Written by Aubrey Allegretti

13 November

Downing Street is not denying the remarks, and a Number 10 source has stepped in to clarify them.

A row has erupted after Boris Johnson reportedly condemned devolution in Scotland, saying it had been “a disaster north of the border”.

The prime minister claimed it was Tony Blair’s “biggest mistake” and that while he previously thought it was a good idea, he could not “see a case” for handing down more powers to Holyrood, according to The Sun.

Downing Street did not deny the remarks were made at a virtual meeting with northern Tory MPs, and a Number 10 source stepped in to clarify them.

But that did not stop a furious reaction outside Westminster.

Douglas Ross, the Scottish Conservatives leader, flatly disagreed with the assessment, tweeting: “Devolution has not been a disaster.

“The SNP’s non-stop obsession with another referendum – above jobs, schools and everything else – has been a disaster.”

Nicola Sturgeon, Scotland’s first minister, is likely to use the comments as ammunition ahead of next year’s Holyrood election, where – if the SNP wins a majority – she will press for another independence referendum.

She tweeted: “Worth bookmarking these PM comments for the next time Tories say they’re not a threat to the powers of the Scottish Parliament – or, even more incredibly, that they support devolving more powers.

“The only way to protect & strengthen the Scottish Parliament is with independence.”

The timing of Mr Johnson’s comments are particularly sensitive because the UK government is trying to pass its controversial Internal Market Bill.

The draft legislation, which apart from planning to break international law by overriding the Brexit deal, has also sparked concern Westminster will take back some powers from Brussels following Brexit that the SNP say should be devolved.

Ian Murray, Labour’s shadow Scotland secretary, said: “The Tories have always been a bigger threat to the UK than any nationalist. Johnson with bells on.”

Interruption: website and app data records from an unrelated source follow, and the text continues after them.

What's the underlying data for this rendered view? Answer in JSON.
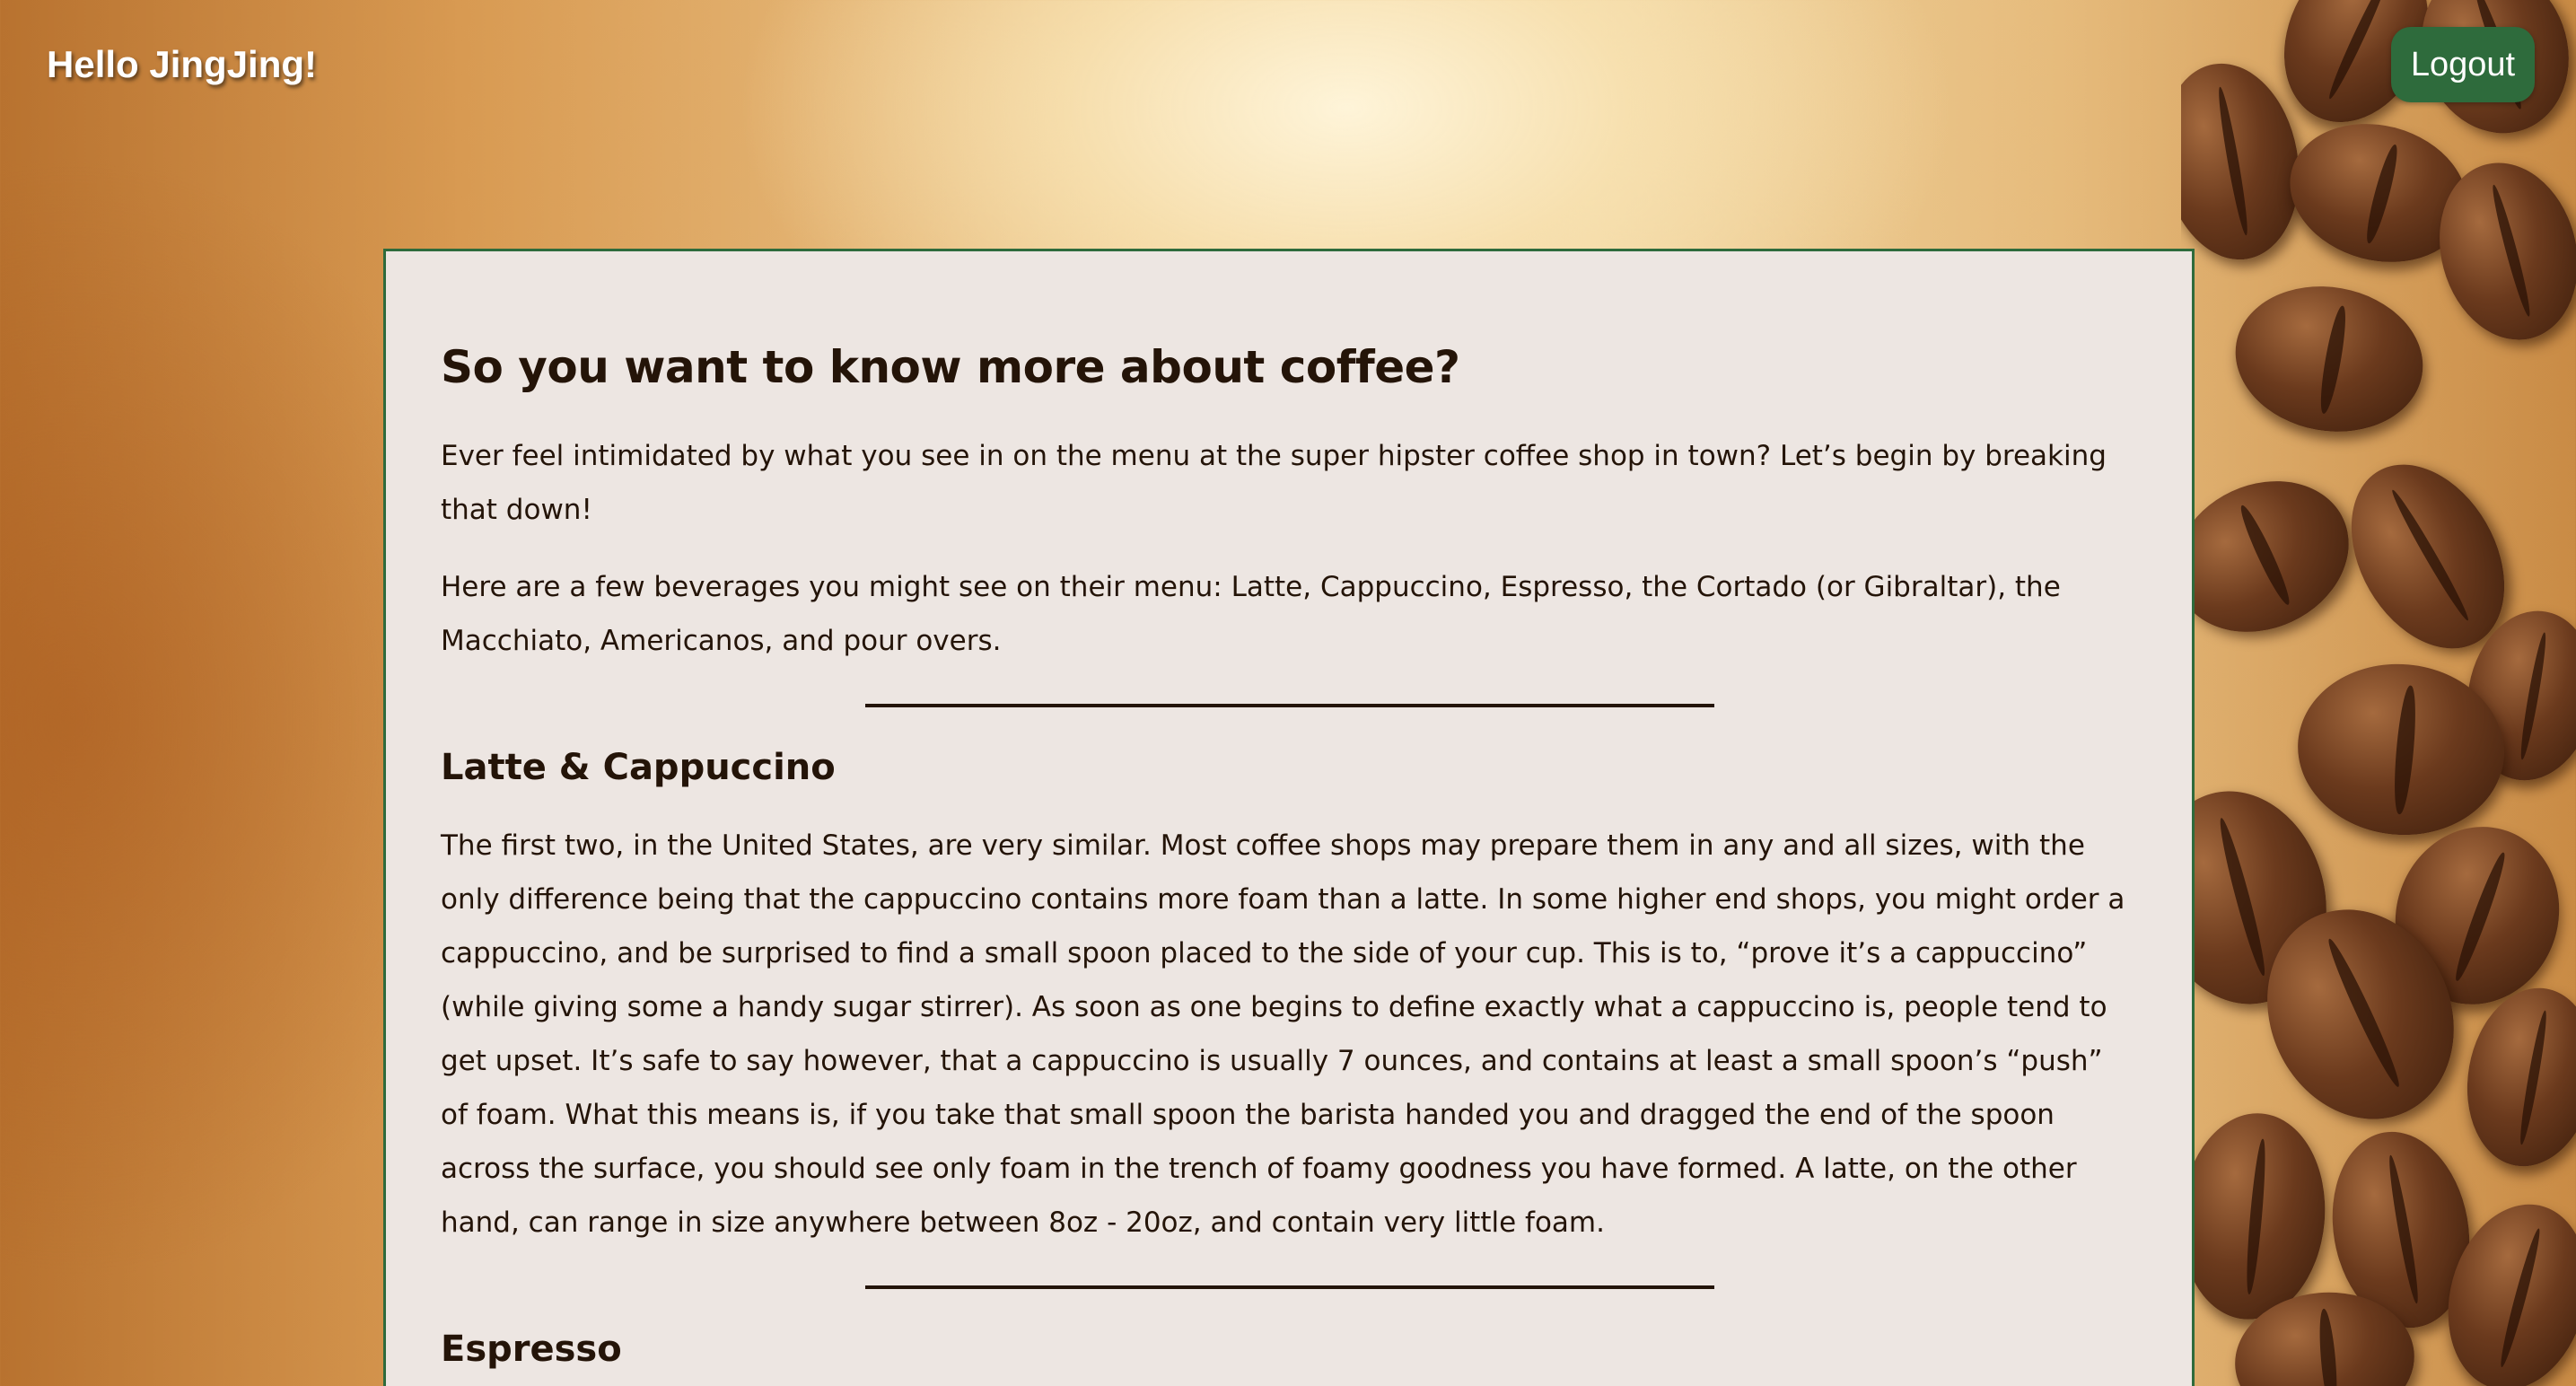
{
  "header": {
    "greeting": "Hello JingJing!",
    "logout_label": "Logout"
  },
  "article": {
    "title": "So you want to know more about coffee?",
    "intro_paragraphs": [
      "Ever feel intimidated by what you see in on the menu at the super hipster coffee shop in town? Let’s begin by breaking that down!",
      "Here are a few beverages you might see on their menu: Latte, Cappuccino, Espresso, the Cortado (or Gibraltar), the Macchiato, Americanos, and pour overs."
    ],
    "sections": [
      {
        "heading": "Latte & Cappuccino",
        "body": "The first two, in the United States, are very similar. Most coffee shops may prepare them in any and all sizes, with the only difference being that the cappuccino contains more foam than a latte. In some higher end shops, you might order a cappuccino, and be surprised to find a small spoon placed to the side of your cup. This is to, “prove it’s a cappuccino” (while giving some a handy sugar stirrer). As soon as one begins to define exactly what a cappuccino is, people tend to get upset. It’s safe to say however, that a cappuccino is usually 7 ounces, and contains at least a small spoon’s “push” of foam. What this means is, if you take that small spoon the barista handed you and dragged the end of the spoon across the surface, you should see only foam in the trench of foamy goodness you have formed. A latte, on the other hand, can range in size anywhere between 8oz - 20oz, and contain very little foam."
      },
      {
        "heading": "Espresso"
      }
    ]
  },
  "colors": {
    "accent_green": "#2e6b3c",
    "card_background": "#ede6e2",
    "text_dark": "#241408"
  },
  "icons": [
    "coffee-beans-decoration"
  ]
}
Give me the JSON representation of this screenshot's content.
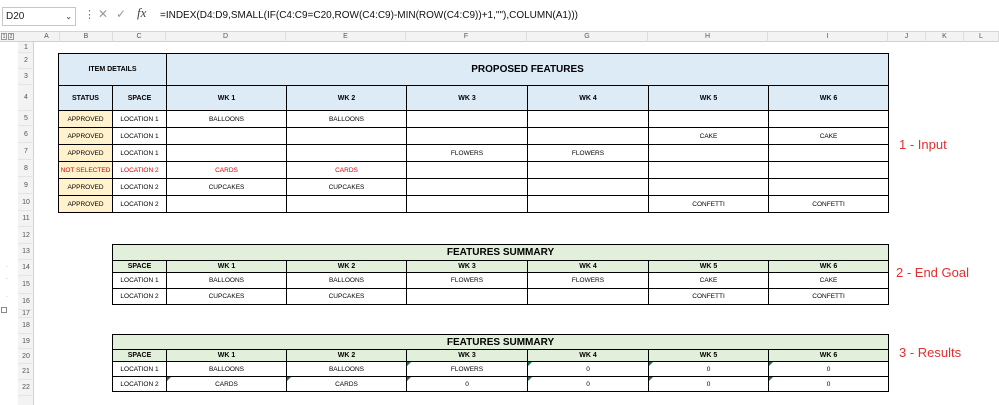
{
  "formula_bar": {
    "name_box": "D20",
    "name_box_arrow": "⌄",
    "dots_icon": "⋮",
    "cancel_icon": "✕",
    "enter_icon": "✓",
    "fx_label": "fx",
    "formula": "=INDEX(D4:D9,SMALL(IF(C4:C9=C20,ROW(C4:C9)-MIN(ROW(C4:C9))+1,\"\"),COLUMN(A1)))"
  },
  "outline": {
    "levels": [
      "1",
      "2"
    ]
  },
  "columns": [
    "A",
    "B",
    "C",
    "D",
    "E",
    "F",
    "G",
    "H",
    "I",
    "J",
    "K",
    "L"
  ],
  "rows": [
    "1",
    "2",
    "3",
    "4",
    "5",
    "6",
    "7",
    "8",
    "9",
    "10",
    "11",
    "12",
    "13",
    "14",
    "15",
    "16",
    "17",
    "18",
    "19",
    "20",
    "21",
    "22"
  ],
  "input": {
    "item_details": "ITEM DETAILS",
    "proposed_features": "PROPOSED FEATURES",
    "status_header": "STATUS",
    "space_header": "SPACE",
    "weeks": [
      "WK 1",
      "WK 2",
      "WK 3",
      "WK 4",
      "WK 5",
      "WK 6"
    ],
    "rows": [
      {
        "status": "APPROVED",
        "space": "LOCATION 1",
        "cells": [
          "BALLOONS",
          "BALLOONS",
          "",
          "",
          "",
          ""
        ],
        "red": false
      },
      {
        "status": "APPROVED",
        "space": "LOCATION 1",
        "cells": [
          "",
          "",
          "",
          "",
          "CAKE",
          "CAKE"
        ],
        "red": false
      },
      {
        "status": "APPROVED",
        "space": "LOCATION 1",
        "cells": [
          "",
          "",
          "FLOWERS",
          "FLOWERS",
          "",
          ""
        ],
        "red": false
      },
      {
        "status": "NOT SELECTED",
        "space": "LOCATION 2",
        "cells": [
          "CARDS",
          "CARDS",
          "",
          "",
          "",
          ""
        ],
        "red": true
      },
      {
        "status": "APPROVED",
        "space": "LOCATION 2",
        "cells": [
          "CUPCAKES",
          "CUPCAKES",
          "",
          "",
          "",
          ""
        ],
        "red": false
      },
      {
        "status": "APPROVED",
        "space": "LOCATION 2",
        "cells": [
          "",
          "",
          "",
          "",
          "CONFETTI",
          "CONFETTI"
        ],
        "red": false
      }
    ]
  },
  "goal": {
    "title": "FEATURES SUMMARY",
    "space_header": "SPACE",
    "weeks": [
      "WK 1",
      "WK 2",
      "WK 3",
      "WK 4",
      "WK 5",
      "WK 6"
    ],
    "rows": [
      {
        "space": "LOCATION 1",
        "cells": [
          "BALLOONS",
          "BALLOONS",
          "FLOWERS",
          "FLOWERS",
          "CAKE",
          "CAKE"
        ]
      },
      {
        "space": "LOCATION 2",
        "cells": [
          "CUPCAKES",
          "CUPCAKES",
          "",
          "",
          "CONFETTI",
          "CONFETTI"
        ]
      }
    ]
  },
  "results": {
    "title": "FEATURES SUMMARY",
    "space_header": "SPACE",
    "weeks": [
      "WK 1",
      "WK 2",
      "WK 3",
      "WK 4",
      "WK 5",
      "WK 6"
    ],
    "rows": [
      {
        "space": "LOCATION 1",
        "cells": [
          "BALLOONS",
          "BALLOONS",
          "FLOWERS",
          "0",
          "0",
          "0"
        ]
      },
      {
        "space": "LOCATION 2",
        "cells": [
          "CARDS",
          "CARDS",
          "0",
          "0",
          "0",
          "0"
        ]
      }
    ]
  },
  "labels": {
    "input": "1 - Input",
    "goal": "2 - End Goal",
    "results": "3 - Results"
  },
  "colors": {
    "label_red": "#e03030",
    "header_blue": "#ddebf7",
    "header_green": "#e2efda",
    "status_tan": "#fff2cc",
    "error_red": "#e00000",
    "green_indicator": "#1e7145"
  }
}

Attempting to quell the backlash, a Number 10 source said Mr Johnson “always supported devolution”, but that Mr Blair, under whom the Scottish Parliament was set up, “failed to foresee the rise of separatists”.

“Devolution is great – but not when it’s used by separatists and nationalists to break up the UK,” the source said.

Cabinet minister Robert Jenrick told Sky News’ Kay Burley that the prime minister “has always supported devolution” but is “at heart a unionist”.

“He is very troubled by the rise of nationalism and separatism in the form of Nicola Sturgeon and the SNP,” the housing secretary added.

“That, I think, is the comment he was making yesterday – that whilst in some parts of the UK devolution has enabled local people to have greater say over their own destinies, to make different and the right decisions for their own communities.

“One of the downsides in Scotland has been that it’s been misused by the SNP to drive a wedge between people who are ultimately part of the same country with hundreds of years of history, of friendship and partnership.